asked the Under Secretary of State for the Colonies, Whether his attention has been directed 645 to a telegram in that morning's "Times" from South Africa, to the effect that the Basuto disarmament has been postponed until the 21st June, owing to the critical state of affairs between the Basutos and the Colonial Government; and, whether he is able to confirm the statement?
MR. GRANT DUFF

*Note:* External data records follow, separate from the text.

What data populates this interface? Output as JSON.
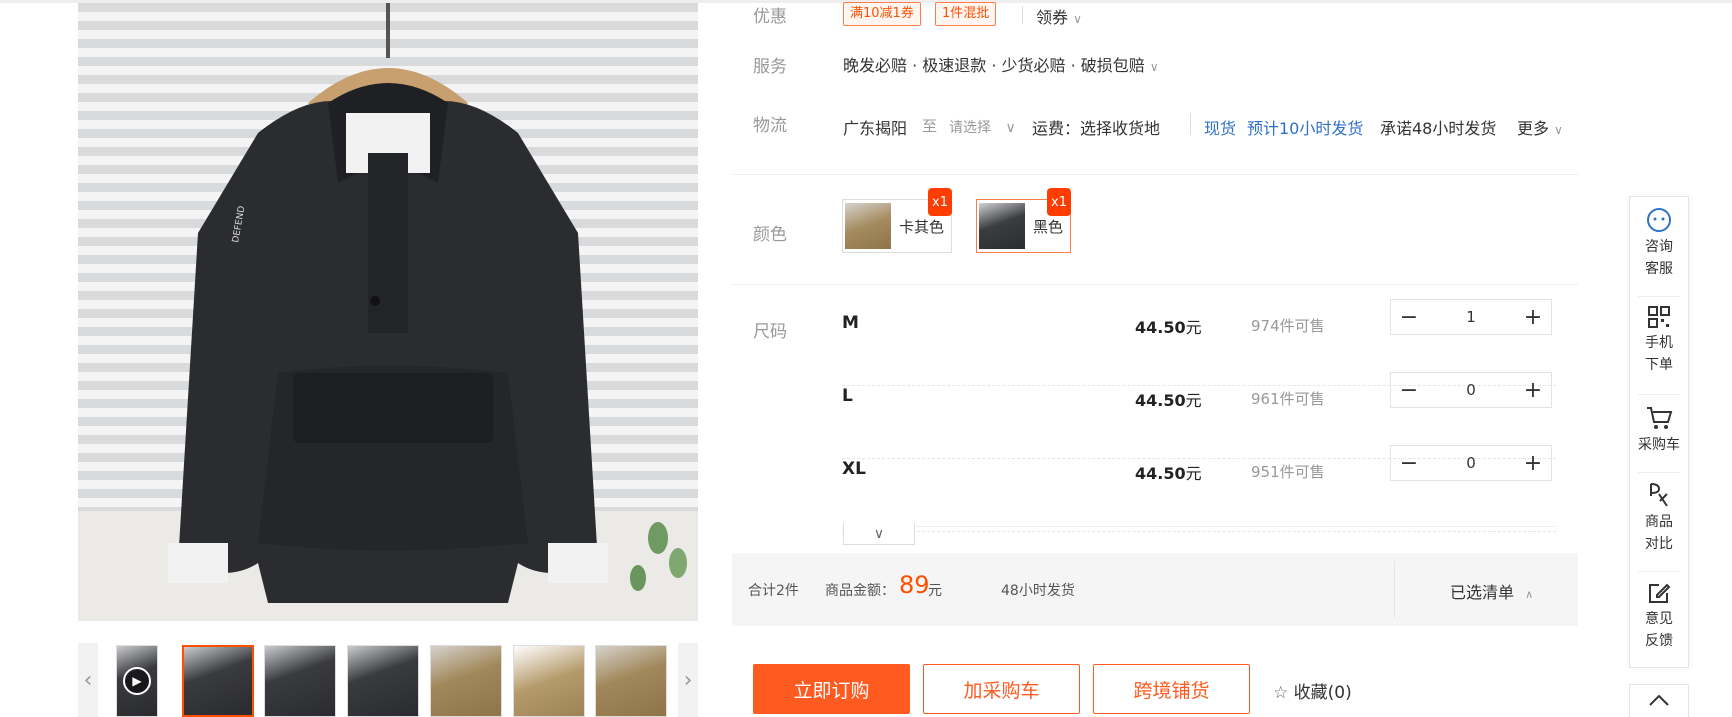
{
  "promo": {
    "label": "优惠",
    "tags": [
      "满10减1券",
      "1件混批"
    ],
    "coupon_label": "领券"
  },
  "service": {
    "label": "服务",
    "text": "晚发必赔 · 极速退款 · 少货必赔 · 破损包赔"
  },
  "logistics": {
    "label": "物流",
    "origin": "广东揭阳",
    "to": "至",
    "destination_placeholder": "请选择",
    "shipping": "运费：选择收货地",
    "stock_type": "现货",
    "eta": "预计10小时发货",
    "promise": "承诺48小时发货",
    "more": "更多"
  },
  "color": {
    "label": "颜色",
    "options": [
      {
        "name": "卡其色",
        "badge": "x1",
        "selected": false
      },
      {
        "name": "黑色",
        "badge": "x1",
        "selected": true
      }
    ]
  },
  "sizes": {
    "label": "尺码",
    "rows": [
      {
        "size": "M",
        "price": "44.50",
        "unit": "元",
        "stock": "974件可售",
        "qty": "1"
      },
      {
        "size": "L",
        "price": "44.50",
        "unit": "元",
        "stock": "961件可售",
        "qty": "0"
      },
      {
        "size": "XL",
        "price": "44.50",
        "unit": "元",
        "stock": "951件可售",
        "qty": "0"
      }
    ]
  },
  "summary": {
    "total_count": "合计2件",
    "amount_label": "商品金额：",
    "amount": "89",
    "amount_unit": "元",
    "ship_time": "48小时发货",
    "selected_list": "已选清单"
  },
  "actions": {
    "buy_now": "立即订购",
    "add_cart": "加采购车",
    "cross_border": "跨境铺货",
    "favorite": "收藏(0)"
  },
  "sidebar": {
    "items": [
      {
        "line1": "咨询",
        "line2": "客服",
        "icon": "chat-icon"
      },
      {
        "line1": "手机",
        "line2": "下单",
        "icon": "qrcode-icon"
      },
      {
        "line1": "采购车",
        "line2": "",
        "icon": "cart-icon"
      },
      {
        "line1": "商品",
        "line2": "对比",
        "icon": "compare-icon"
      },
      {
        "line1": "意见",
        "line2": "反馈",
        "icon": "feedback-icon"
      }
    ]
  },
  "colors": {
    "accent": "#ff5000",
    "link_blue": "#3071c7"
  }
}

Sir, I am happy to say that no bad news has reached us from Basutoland. On observing the paragraph to which my hon. Friend has called attention, my noble Friend the Secretary of State telegraphed to ask what was the position of affairs in Basutoland, and desired the Governor to urge his Ministers to proceed with caution and consideration for the Basutos, adding that it would be disastrous to cause disaffection by harsh or precipitate measures. Already more than a fortnight ago my noble Friend had sent a despatch, which has been laid on the Table, and is in the printer's hands, from which I may read an extract—While the Peace Preservation Act confers useful powers upon your Government, its enforcement obviously requires great caution in each particular case, and it would be much to be lamented if the Basutos, who, with the exception of Moirosi and his followers, have been distinguished for their loyalty, were treated with any want of consideration. Your Ministers have, however, necessarily a more intimate knowledge of the circumstances than can be possessed by Her Majesty's Government at home, and I am glad to learn from your despatch of the 15th of March that they fully appreciate their position, and that it is not proposed at present to institute any search for arms in Basutoland by domiciliary visitation, nor to do more than prevent arms from being habitually carried in public. With a view to show to the Basutos that the measure does not proceed from distrust of their loyalty, and that the defence of their country will be adequately provided for, it would be very desirable to carry into effect as soon as possible the scheme for raising and embodying a Native Militia in Basutoland.I may, perhaps, be allowed to remind my hon. Friend and the House that the Cape Colony is under responsible government, and that the power of the Secretary of State is strictly limited to giving advice through the Governor.
§ MR. RYLANDS
asked, Whether the Under Secretary of State for the Colonies had any information which would lead him to believe that the part of the telegram stating that a troop of rifles had already been moved into Basutoland was correct?
MR. GRANT DUFF,
in reply, said, the Government had no power to prevent the sending of troops into Basutoland; but no information that a troop of rifles had already moved there had reached the Government.
§ MR. COURTNEY
inquired, whether special inquiries had been addressed to Sir Bartle Frere with regard to this particular point?
MR. GRANT DUFF,
in reply, said, he did not believe that any inquiry had been addressed with regard to that special point. Inquiry had been made with respect to the whole subject.